US DOT Embraces Auto Driving

June 25th, 2019 by Howard Skolnik

Filed under: DOT/UN, Safety, Skolnik Newsletter

The United States surface transportation system provides tremendous mobility benefits, including widespread access to jobs, goods, and services. It also connects many remote regions of the country to the larger economy. These benefits, however, come with significant safety challenges, as motor vehicle crashes remain a leading cause of death, with an estimated 37,133 lives lost on U.S. roads in 2017. Traditional safety programs and policies have made road travel significantly safer than in the past, but there is much room to improve traffic fatality and injury rates.

The U.S. Department of Transportation is taking active steps to prepare for the future by engaging with new technologies to ensure safety without hampering innovation. With the release of Automated Driving Systems 2.0: A Vision for Safety, the Department provided voluntary guidance to industry, as well as technical assistance and best practices to States, offering a path forward for the safe testing and integration of automated driving systems. The Department also bolstered its engagement with the automotive industry, technology companies, ii PREPARING FOR THE FUTURE OF TRANSPORTATION and other key transportation stakeholders and innovators to continue to develop a policy framework that facilitates the safe integration of this technology into our transportation systems. Preparing for the Future of Transportation: Automated Vehicles 3.0 (AV 3.0) is another milestone in the Department’s development of a flexible, responsible approach to a framework for multimodal automation. It introduces guiding principles and describes the Department’s strategy to address existing barriers to safety innovation and progress. It also communicates the Department’s agenda to the public and stakeholders on important policy issues, and identifies opportunities for cross-modal collaboration.

Read the full article here

Amazon’s New Hazardous Product Warehouses

June 18th, 2019 by Natalie Mueller

Filed under: Industry News

The shipping industry has to take the necessary precautions with hazardous materials to ensure the safety of the packaged materials, environment, handlers and the facilities the packages are being stored in or routed through. There’s no way around it. Any shortcuts could lead to costly disasters. Even if you’re a shipping and fulfillment giant, like Amazon.

According to a recent report, Amazon has decided to build separate warehouses for their hazardous goods. This decision was made after an accident involving a hazardous product in late 2018 resulted in the hospitalization of 25 warehouse workers.

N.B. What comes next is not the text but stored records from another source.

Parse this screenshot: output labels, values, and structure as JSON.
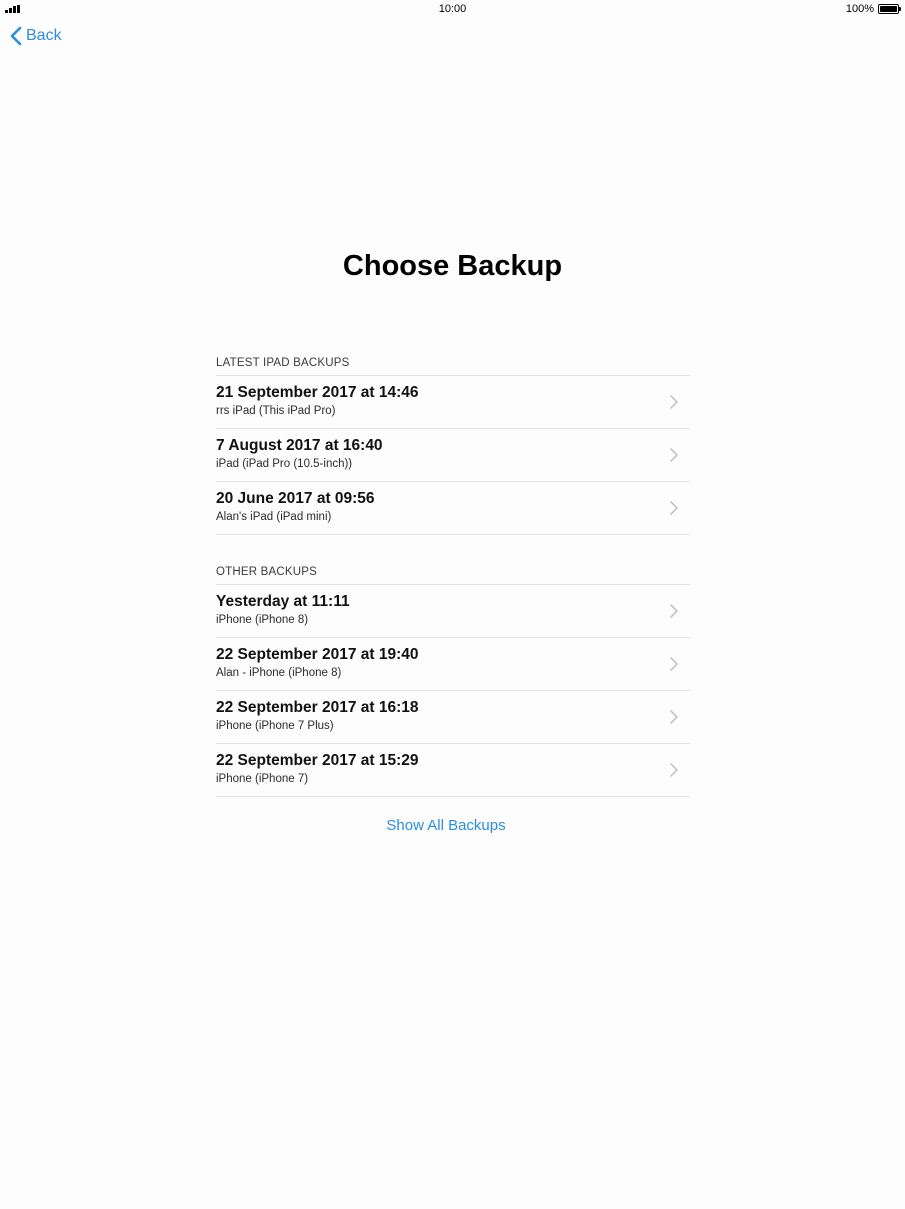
{
  "status_bar": {
    "time": "10:00",
    "battery": "100%",
    "icons": [
      "signal-icon",
      "battery-icon"
    ]
  },
  "nav": {
    "back_label": "Back",
    "back_icon": "chevron-left-icon"
  },
  "title": "Choose Backup",
  "sections": [
    {
      "header": "LATEST IPAD BACKUPS",
      "rows": [
        {
          "title": "21 September 2017 at 14:46",
          "subtitle": "rrs iPad (This iPad Pro)"
        },
        {
          "title": "7 August 2017 at 16:40",
          "subtitle": "iPad (iPad Pro (10.5-inch))"
        },
        {
          "title": "20 June 2017 at 09:56",
          "subtitle": "Alan's iPad (iPad mini)"
        }
      ]
    },
    {
      "header": "OTHER BACKUPS",
      "rows": [
        {
          "title": "Yesterday at 11:11",
          "subtitle": "iPhone (iPhone 8)"
        },
        {
          "title": "22 September 2017 at 19:40",
          "subtitle": "Alan - iPhone (iPhone 8)"
        },
        {
          "title": "22 September 2017 at 16:18",
          "subtitle": "iPhone (iPhone 7 Plus)"
        },
        {
          "title": "22 September 2017 at 15:29",
          "subtitle": "iPhone (iPhone 7)"
        }
      ]
    }
  ],
  "show_all_label": "Show All Backups",
  "colors": {
    "accent": "#2b8ddf",
    "background": "#fdfdfd",
    "separator": "#e4e4e6"
  }
}
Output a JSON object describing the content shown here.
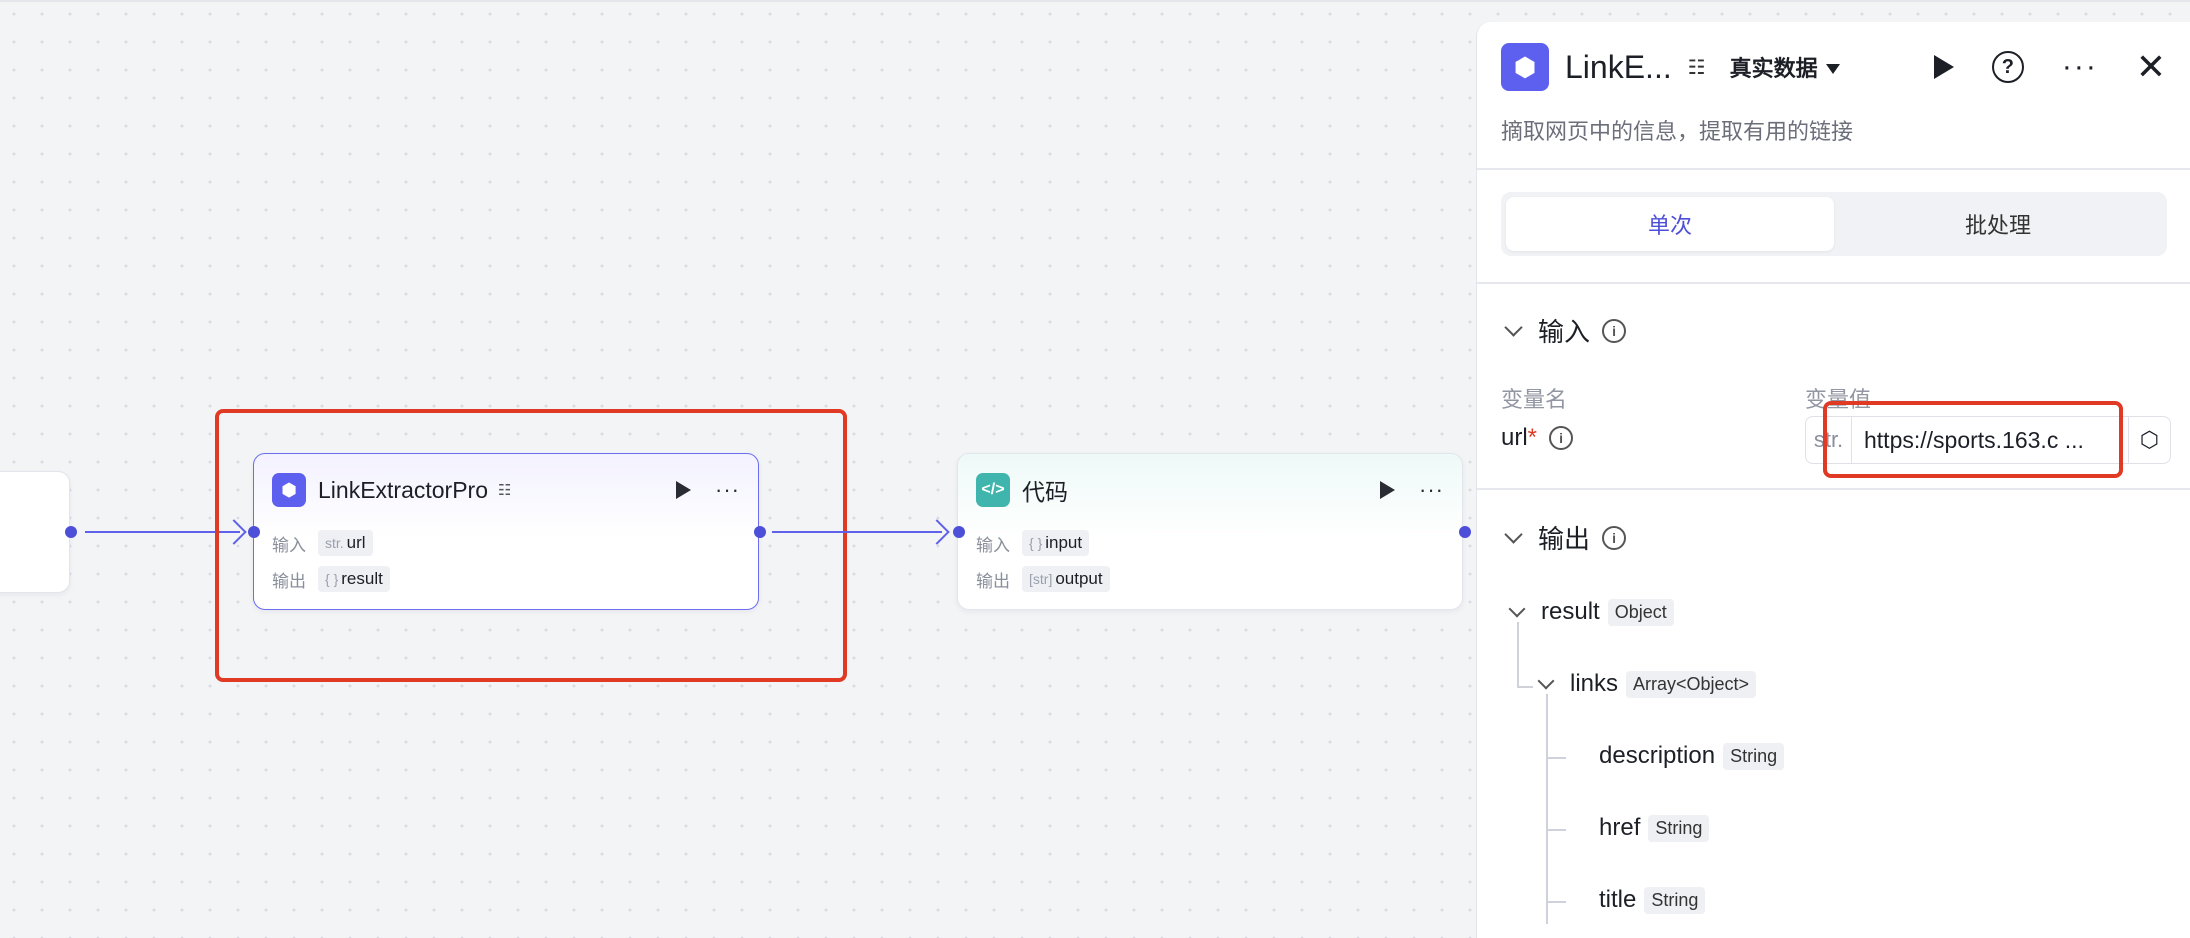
{
  "canvas": {
    "nodes": {
      "link": {
        "title": "LinkExtractorPro",
        "badge_icon": "data-link-icon",
        "input_label": "输入",
        "input_type": "str.",
        "input_name": "url",
        "output_label": "输出",
        "output_type": "{ }",
        "output_name": "result"
      },
      "code": {
        "title": "代码",
        "input_label": "输入",
        "input_type": "{ }",
        "input_name": "input",
        "output_label": "输出",
        "output_type": "[str]",
        "output_name": "output"
      }
    },
    "accent_color": "#5f61ea",
    "highlight_color": "#e03a25"
  },
  "panel": {
    "title": "LinkE...",
    "badge_icon": "data-link-icon",
    "data_mode": "真实数据",
    "description": "摘取网页中的信息，提取有用的链接",
    "tabs": [
      {
        "label": "单次",
        "active": true
      },
      {
        "label": "批处理",
        "active": false
      }
    ],
    "input_section": {
      "title": "输入",
      "col_name": "变量名",
      "col_value": "变量值",
      "var_name": "url",
      "required_mark": "*",
      "var_type": "str.",
      "var_value": "https://sports.163.c ..."
    },
    "output_section": {
      "title": "输出",
      "tree": [
        {
          "name": "result",
          "type": "Object"
        },
        {
          "name": "links",
          "type": "Array<Object>"
        },
        {
          "name": "description",
          "type": "String"
        },
        {
          "name": "href",
          "type": "String"
        },
        {
          "name": "title",
          "type": "String"
        }
      ]
    }
  }
}
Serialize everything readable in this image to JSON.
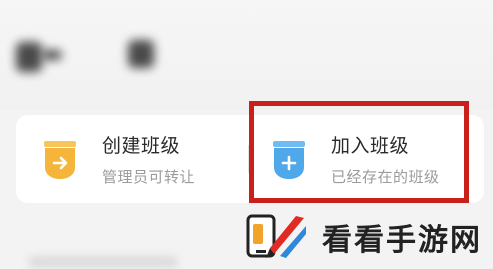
{
  "options": [
    {
      "title": "创建班级",
      "subtitle": "管理员可转让",
      "icon": "arrow-right-icon",
      "color": "#f5b53a"
    },
    {
      "title": "加入班级",
      "subtitle": "已经存在的班级",
      "icon": "plus-icon",
      "color": "#4ea8ea"
    }
  ],
  "highlight_color": "#c8201a",
  "watermark": {
    "text": "看看手游网"
  }
}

The hazardous material in question? Bear repellent. Immediately following the accident, Amazon not only hit the drawing board to come up with a future solution, they also pulled thousands of cans of bear repellent, pepper spray and similar products from their fulfillment centers for the time being. Moving forward, these products will be in more secure, leak-proof packaging and will only be handled by humans and not the warehouse robots.

Furthermore, Amazon is holding the manufacturers of these products to a higher standard of safety when it comes to the packaging.

The new hazardous material-specific warehouses and fulfillment centers were already in the planning stage when the bear repellent incident occurred, but the accident certainly reinforced the need and escalated the timeline. The first of these warehouses will open this summer.

The new warehouses will boast special sprinkler systems and designated storage areas for flammable products, aerosols and oxidizers. Additionally, the staff at these centers will receive special hazardous material training, particularly on what to do in the case of a spill. As a further precaution, deliveries from these warehouses will be ground-transport only, no planes.